Category Archives: Panel: Archaeologies of (Media) Distribution

HalfInch3

Half-Inch Revolution: Guerrilla Television’s Tape Networks

Presentation by Kris Paulsen (The Ohio State University). The Rays, a 1970 videotape by the Raindance Corporation, shows something curious: As the three collaborators record each other, rhythmic waves flow across the screen. In each wave there are bits of

HalfInch3

Half-Inch Revolution: Guerrilla Television’s Tape Networks

Presentation by Kris Paulsen (The Ohio State University). The Rays, a 1970 videotape by the Raindance Corporation, shows something curious: As the three collaborators record each other, rhythmic waves flow across the screen. In each wave there are bits of

divining-rod

Divining the Network With the Forked Twig: An Archaeological Approach to Locative Media

Presentation by Alex M. Ingersoll (University of North Carolina, Chapel Hill). Locative media and augmented reality applications are part of an increasingly popular group of digital technologies that determine a user’s or object’s physical, geographical position and then provide an

divining-rod

Divining the Network With the Forked Twig: An Archaeological Approach to Locative Media

Presentation by Alex M. Ingersoll (University of North Carolina, Chapel Hill). Locative media and augmented reality applications are part of an increasingly popular group of digital technologies that determine a user’s or object’s physical, geographical position and then provide an

railroadwest

Photographic Continuities

Presentation by Brooke Beslile (UC Berkeley). Contemporary theorists tend to describe globalized media culture as subtended by contemporary technologies such as digital networks and satellite communications. Globalization itself is often historicized alongside the rise of computing and the ‘information age.’

railroadwest

Photographic Continuities
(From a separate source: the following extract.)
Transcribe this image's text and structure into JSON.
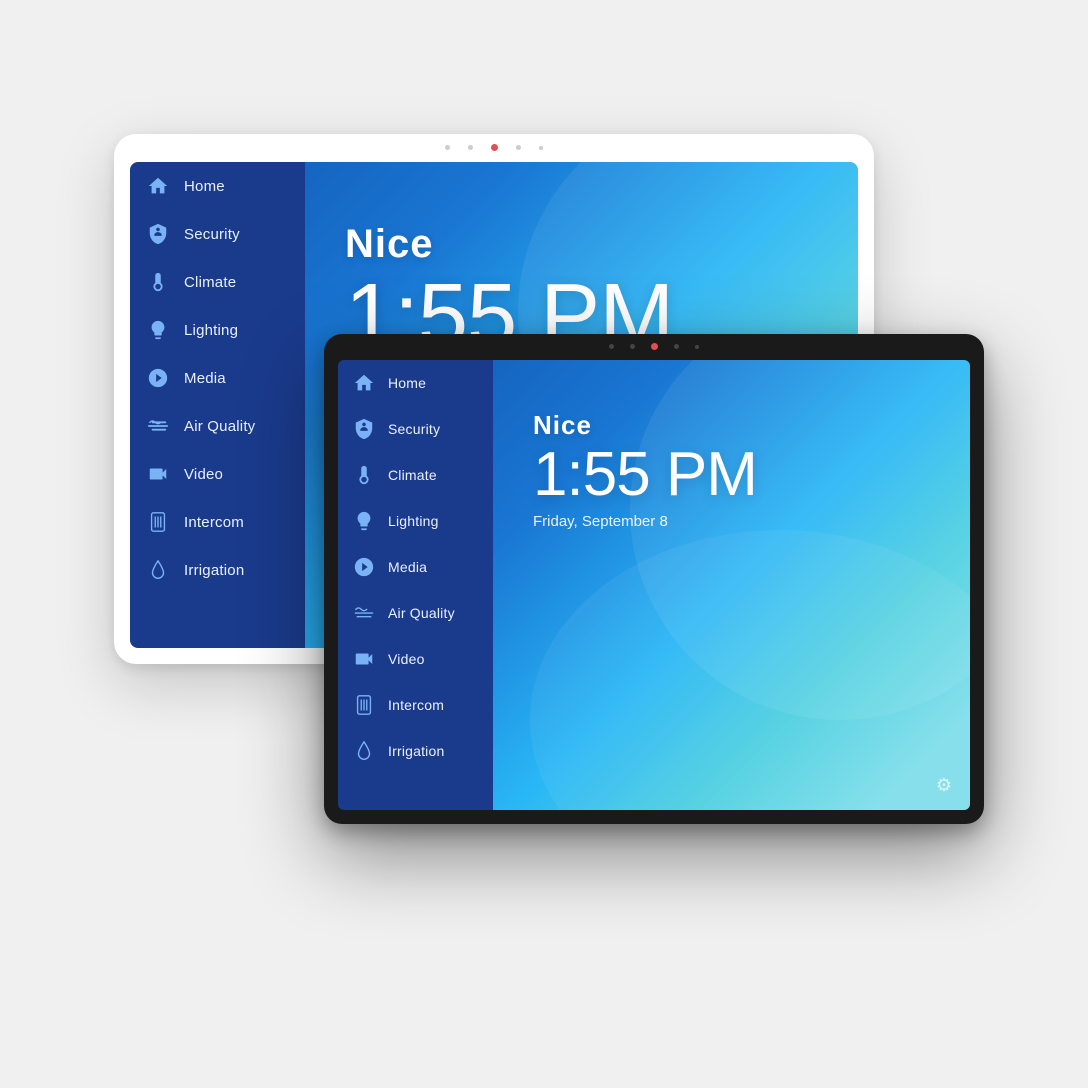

Presentation by Brooke Beslile (UC Berkeley). Contemporary theorists tend to describe globalized media culture as subtended by contemporary technologies such as digital networks and satellite communications. Globalization itself is often historicized alongside the rise of computing and the ‘information age.’